Like almost every Drudkh album, “A Handful of Stars” contains six tracks: forgettable intro and outro tracks plus four long, somewhat slow metal songs. As usual Thurios provides full throated, gnarling vocals. As usual, Drudkh load the album with very good melodies. As usual, the songs travel through long, heavy passages contrasted by shorter, clean passages. As usual, all the musicians contribute sharp, clean performances. As usual, there are some nice solos. In sum, Drudkh has released another quality album.
But that’s just the problem. We’ve all heard this album before, just with a different guitar tone. The members of Drudkh really aren’t challenging themselves. It’s easy to consistently do what you know you’re good at. Like one of those mystery writers who pumps out the same story over and over with just the subtlest of twists, Drudkh albums are becoming all too predictable. Drudkh are selling themselves and their fans short. This band has proven they can reach great heights. “Autumn Aurora” proved that black metal could be far more beautiful than anyone had ever imagined. “Blood in Our Wells” proves that nationalist metal can have depth, powerfully depicting of the resilient Ukrainian spirit, which has survived foreign invaders, genocide and famine.
What does “A Handful of Stars” prove? That if a band changes their guitar tone everyone will think (for better or worse) you’ve done something radical and new?
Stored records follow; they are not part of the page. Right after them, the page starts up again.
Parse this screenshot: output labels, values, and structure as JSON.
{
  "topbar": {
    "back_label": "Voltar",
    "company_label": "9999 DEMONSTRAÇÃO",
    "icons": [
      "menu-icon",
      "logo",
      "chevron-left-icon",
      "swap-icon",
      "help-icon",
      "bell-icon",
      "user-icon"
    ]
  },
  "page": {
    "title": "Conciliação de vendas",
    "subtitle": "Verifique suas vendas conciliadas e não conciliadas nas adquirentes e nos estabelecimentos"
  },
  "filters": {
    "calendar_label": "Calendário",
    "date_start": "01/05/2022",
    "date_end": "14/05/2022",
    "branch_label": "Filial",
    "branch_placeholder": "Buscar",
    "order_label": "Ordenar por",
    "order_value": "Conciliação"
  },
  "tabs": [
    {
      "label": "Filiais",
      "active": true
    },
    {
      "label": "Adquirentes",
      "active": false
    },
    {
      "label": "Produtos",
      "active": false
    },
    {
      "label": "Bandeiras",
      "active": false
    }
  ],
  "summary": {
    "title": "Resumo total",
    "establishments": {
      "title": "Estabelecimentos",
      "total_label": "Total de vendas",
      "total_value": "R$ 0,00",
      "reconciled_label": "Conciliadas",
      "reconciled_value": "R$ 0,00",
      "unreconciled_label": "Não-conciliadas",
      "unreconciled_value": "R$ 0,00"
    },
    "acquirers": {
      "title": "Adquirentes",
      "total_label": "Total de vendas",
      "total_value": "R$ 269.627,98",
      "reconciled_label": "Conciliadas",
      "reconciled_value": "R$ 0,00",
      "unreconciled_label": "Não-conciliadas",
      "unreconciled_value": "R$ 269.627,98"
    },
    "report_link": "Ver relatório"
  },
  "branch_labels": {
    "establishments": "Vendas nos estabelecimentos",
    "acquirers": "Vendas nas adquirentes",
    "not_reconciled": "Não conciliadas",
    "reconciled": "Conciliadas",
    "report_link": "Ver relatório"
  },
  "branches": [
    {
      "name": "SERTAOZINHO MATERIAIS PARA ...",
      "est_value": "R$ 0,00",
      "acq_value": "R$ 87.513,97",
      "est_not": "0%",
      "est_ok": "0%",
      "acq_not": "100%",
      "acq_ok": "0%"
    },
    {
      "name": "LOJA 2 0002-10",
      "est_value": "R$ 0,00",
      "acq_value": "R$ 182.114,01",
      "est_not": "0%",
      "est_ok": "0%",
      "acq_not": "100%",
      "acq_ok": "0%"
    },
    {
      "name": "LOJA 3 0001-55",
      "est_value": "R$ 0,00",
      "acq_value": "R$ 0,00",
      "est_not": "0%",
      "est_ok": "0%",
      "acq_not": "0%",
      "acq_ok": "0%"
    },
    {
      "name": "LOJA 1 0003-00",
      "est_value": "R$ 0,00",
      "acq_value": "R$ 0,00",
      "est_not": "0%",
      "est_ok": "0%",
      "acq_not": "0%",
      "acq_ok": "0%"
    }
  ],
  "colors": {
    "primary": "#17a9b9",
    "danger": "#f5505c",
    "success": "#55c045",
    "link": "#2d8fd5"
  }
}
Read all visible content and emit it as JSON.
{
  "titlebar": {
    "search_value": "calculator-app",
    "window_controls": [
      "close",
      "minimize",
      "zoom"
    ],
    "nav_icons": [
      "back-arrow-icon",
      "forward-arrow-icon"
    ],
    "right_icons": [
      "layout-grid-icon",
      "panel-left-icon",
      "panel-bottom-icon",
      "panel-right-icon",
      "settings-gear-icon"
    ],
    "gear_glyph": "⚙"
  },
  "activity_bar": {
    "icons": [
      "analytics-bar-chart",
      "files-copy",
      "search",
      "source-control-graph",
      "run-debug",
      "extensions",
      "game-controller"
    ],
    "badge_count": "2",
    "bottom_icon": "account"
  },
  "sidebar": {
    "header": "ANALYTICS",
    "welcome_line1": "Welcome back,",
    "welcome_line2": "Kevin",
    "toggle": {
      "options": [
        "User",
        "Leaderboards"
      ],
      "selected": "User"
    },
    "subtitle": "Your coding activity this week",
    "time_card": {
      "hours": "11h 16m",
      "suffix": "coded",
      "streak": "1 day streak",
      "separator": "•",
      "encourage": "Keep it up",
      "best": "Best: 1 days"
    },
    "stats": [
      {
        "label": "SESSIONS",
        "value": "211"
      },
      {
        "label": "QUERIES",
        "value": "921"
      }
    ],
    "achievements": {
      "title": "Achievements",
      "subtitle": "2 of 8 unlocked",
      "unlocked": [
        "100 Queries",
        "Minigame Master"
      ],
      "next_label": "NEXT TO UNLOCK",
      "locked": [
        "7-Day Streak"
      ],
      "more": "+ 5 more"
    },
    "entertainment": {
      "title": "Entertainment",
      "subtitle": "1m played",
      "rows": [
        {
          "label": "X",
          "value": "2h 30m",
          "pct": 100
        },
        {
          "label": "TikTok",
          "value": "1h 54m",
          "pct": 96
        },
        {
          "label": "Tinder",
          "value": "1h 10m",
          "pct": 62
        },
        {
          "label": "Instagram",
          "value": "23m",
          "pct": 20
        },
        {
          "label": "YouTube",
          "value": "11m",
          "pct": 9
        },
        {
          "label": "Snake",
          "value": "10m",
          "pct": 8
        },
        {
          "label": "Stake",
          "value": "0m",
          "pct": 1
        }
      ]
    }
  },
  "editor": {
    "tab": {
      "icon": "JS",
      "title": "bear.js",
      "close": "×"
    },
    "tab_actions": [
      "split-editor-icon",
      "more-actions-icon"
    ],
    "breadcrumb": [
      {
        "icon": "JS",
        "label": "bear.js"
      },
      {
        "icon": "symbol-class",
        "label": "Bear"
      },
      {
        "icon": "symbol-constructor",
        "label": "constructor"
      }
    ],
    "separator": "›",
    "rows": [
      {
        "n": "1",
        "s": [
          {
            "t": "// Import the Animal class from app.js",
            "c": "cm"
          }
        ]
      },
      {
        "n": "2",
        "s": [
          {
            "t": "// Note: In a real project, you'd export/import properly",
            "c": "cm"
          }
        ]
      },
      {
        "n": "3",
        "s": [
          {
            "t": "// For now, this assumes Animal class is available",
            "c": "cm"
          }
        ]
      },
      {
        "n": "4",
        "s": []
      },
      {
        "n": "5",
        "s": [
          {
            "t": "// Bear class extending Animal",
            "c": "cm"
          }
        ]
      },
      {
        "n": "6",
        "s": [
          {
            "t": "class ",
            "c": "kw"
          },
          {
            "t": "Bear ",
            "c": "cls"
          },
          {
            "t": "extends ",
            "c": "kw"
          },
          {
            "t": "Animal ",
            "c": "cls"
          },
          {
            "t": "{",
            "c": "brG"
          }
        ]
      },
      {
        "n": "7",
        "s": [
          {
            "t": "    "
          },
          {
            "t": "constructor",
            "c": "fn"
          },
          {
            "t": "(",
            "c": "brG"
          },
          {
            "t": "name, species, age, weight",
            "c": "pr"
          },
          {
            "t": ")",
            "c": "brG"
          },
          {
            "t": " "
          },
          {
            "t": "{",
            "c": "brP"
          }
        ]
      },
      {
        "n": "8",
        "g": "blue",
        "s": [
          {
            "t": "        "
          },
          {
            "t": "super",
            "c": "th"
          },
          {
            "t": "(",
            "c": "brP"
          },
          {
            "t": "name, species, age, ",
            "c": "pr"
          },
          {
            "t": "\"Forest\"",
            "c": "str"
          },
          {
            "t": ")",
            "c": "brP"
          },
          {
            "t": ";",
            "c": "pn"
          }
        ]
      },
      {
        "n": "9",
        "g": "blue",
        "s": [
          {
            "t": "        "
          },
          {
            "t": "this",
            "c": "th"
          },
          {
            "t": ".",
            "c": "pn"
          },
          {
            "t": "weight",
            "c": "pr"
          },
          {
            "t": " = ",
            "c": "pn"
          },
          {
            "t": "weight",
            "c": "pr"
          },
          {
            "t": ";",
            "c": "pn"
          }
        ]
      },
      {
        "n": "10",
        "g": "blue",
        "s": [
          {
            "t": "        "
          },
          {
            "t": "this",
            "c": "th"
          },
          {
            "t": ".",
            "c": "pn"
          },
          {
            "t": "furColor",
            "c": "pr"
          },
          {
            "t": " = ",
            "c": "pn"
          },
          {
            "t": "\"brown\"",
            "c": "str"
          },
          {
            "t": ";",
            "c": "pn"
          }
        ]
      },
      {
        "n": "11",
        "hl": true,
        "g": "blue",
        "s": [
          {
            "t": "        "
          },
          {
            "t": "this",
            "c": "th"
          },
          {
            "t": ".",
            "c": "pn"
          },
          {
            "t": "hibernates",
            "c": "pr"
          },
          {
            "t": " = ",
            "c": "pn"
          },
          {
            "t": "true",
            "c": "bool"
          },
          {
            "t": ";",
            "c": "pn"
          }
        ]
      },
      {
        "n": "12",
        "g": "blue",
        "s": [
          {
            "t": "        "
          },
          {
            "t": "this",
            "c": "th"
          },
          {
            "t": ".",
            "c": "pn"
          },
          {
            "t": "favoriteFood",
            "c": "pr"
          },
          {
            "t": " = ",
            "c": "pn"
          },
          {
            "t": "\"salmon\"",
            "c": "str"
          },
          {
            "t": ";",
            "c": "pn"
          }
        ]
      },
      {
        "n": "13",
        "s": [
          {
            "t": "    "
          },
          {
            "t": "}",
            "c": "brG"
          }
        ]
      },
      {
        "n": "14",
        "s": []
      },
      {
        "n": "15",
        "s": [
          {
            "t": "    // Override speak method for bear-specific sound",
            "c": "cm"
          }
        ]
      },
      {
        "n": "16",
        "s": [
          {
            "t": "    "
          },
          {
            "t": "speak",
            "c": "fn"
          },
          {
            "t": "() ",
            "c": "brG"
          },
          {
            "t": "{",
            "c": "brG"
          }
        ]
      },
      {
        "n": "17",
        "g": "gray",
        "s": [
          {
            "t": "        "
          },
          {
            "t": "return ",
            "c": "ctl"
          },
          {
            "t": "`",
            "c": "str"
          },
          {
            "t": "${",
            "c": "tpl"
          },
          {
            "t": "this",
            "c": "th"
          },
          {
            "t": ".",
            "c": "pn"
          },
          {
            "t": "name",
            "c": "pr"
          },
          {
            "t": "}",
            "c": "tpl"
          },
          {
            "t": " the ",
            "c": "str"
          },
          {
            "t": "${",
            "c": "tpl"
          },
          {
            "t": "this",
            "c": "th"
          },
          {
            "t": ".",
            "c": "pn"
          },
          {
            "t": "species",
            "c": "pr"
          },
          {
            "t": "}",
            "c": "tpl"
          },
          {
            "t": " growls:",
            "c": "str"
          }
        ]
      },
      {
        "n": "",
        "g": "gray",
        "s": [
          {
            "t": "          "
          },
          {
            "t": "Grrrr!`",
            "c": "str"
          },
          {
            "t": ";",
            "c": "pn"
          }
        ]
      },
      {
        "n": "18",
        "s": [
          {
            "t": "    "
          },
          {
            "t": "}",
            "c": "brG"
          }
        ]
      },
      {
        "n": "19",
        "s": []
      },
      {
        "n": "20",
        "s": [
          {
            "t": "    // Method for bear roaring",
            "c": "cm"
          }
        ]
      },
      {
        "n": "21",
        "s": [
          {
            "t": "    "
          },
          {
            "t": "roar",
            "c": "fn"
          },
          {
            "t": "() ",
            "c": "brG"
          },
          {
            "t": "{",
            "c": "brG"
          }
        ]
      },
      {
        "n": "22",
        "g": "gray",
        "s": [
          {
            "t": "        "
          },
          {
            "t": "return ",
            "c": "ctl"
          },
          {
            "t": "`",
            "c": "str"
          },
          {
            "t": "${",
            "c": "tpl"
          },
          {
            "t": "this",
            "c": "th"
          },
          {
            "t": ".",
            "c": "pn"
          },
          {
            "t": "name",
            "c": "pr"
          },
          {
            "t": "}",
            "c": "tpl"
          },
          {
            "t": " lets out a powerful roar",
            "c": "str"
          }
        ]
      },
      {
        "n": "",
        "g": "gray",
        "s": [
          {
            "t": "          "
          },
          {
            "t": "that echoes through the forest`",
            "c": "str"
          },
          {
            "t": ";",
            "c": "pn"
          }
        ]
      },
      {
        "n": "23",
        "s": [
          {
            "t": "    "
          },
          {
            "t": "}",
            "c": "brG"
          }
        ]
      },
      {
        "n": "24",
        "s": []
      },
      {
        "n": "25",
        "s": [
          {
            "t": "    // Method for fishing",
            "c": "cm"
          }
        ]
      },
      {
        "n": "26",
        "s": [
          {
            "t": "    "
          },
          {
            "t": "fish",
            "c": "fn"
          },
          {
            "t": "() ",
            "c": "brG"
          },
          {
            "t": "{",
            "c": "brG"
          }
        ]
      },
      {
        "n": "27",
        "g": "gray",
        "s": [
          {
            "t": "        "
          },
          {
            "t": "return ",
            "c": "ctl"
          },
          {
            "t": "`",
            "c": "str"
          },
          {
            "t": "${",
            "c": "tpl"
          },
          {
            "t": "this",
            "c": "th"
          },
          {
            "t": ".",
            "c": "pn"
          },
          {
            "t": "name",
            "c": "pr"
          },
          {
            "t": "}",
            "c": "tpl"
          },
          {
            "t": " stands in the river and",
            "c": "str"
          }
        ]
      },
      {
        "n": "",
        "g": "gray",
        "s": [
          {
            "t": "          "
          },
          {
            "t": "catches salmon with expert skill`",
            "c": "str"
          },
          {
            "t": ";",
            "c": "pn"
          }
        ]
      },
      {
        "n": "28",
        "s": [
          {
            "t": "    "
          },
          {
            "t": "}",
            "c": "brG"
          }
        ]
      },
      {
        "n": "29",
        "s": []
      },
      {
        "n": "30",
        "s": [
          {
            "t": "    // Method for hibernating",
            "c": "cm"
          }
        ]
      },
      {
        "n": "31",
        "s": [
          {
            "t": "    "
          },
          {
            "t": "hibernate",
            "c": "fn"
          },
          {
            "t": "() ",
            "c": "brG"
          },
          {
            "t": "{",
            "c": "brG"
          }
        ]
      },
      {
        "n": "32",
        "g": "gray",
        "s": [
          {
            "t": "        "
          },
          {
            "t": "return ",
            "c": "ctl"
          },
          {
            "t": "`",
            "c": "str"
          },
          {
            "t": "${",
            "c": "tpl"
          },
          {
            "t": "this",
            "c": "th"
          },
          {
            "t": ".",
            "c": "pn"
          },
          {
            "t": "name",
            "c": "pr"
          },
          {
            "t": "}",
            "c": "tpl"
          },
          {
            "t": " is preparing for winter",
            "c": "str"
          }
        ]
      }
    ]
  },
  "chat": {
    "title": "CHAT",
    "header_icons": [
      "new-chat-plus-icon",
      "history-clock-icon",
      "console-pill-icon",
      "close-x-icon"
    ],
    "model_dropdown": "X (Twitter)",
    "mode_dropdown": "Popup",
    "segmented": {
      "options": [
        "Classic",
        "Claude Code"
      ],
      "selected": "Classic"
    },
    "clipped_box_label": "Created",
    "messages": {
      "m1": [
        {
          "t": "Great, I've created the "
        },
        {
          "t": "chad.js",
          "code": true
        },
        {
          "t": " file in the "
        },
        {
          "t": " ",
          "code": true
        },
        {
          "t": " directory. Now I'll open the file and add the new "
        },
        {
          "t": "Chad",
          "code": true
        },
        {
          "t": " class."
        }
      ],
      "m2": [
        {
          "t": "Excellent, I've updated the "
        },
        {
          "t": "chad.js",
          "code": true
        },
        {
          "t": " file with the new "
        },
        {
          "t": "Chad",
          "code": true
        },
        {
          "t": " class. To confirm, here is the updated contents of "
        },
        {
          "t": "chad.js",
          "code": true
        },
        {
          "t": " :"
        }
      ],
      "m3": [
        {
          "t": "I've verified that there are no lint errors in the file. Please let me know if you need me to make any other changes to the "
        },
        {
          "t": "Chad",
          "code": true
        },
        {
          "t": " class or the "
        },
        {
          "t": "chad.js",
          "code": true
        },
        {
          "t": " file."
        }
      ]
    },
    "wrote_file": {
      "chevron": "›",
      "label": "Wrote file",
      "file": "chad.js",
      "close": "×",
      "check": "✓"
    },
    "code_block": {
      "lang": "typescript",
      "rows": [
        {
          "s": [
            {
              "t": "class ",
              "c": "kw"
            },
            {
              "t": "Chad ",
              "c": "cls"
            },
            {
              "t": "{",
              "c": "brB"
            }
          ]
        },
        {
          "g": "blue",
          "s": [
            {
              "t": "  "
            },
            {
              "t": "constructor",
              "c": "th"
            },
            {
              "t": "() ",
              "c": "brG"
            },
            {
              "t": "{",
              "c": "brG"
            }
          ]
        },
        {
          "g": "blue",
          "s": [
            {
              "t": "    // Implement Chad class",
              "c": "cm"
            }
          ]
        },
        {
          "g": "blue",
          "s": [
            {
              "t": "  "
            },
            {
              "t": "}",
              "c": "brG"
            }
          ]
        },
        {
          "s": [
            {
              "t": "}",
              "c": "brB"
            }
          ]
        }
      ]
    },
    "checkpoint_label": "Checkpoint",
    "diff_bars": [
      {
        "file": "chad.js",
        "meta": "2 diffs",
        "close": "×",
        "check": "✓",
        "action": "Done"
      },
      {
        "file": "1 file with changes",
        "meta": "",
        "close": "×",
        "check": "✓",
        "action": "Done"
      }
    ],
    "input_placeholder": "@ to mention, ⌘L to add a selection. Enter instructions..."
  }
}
It’s like eating spaghetti with pesto sauce for diner after eating spaghetti with tomato sauce five nights in a row. At first bite it tastes different, but after a few more bites you realize you’re eating the same damn thing again.
So Drudkh are stuck in a rut. Yes they write good music, and “A Handful of Stars” is no exception. The four metal tracks are all quality. But envision that the riffs are a little fuzzier and you will realize that you’re listening to the same old thing. You’ve heard these song structures before, you’ve heard these melodies before. It’s the same old Drudkh, and honestly that is becoming a problem.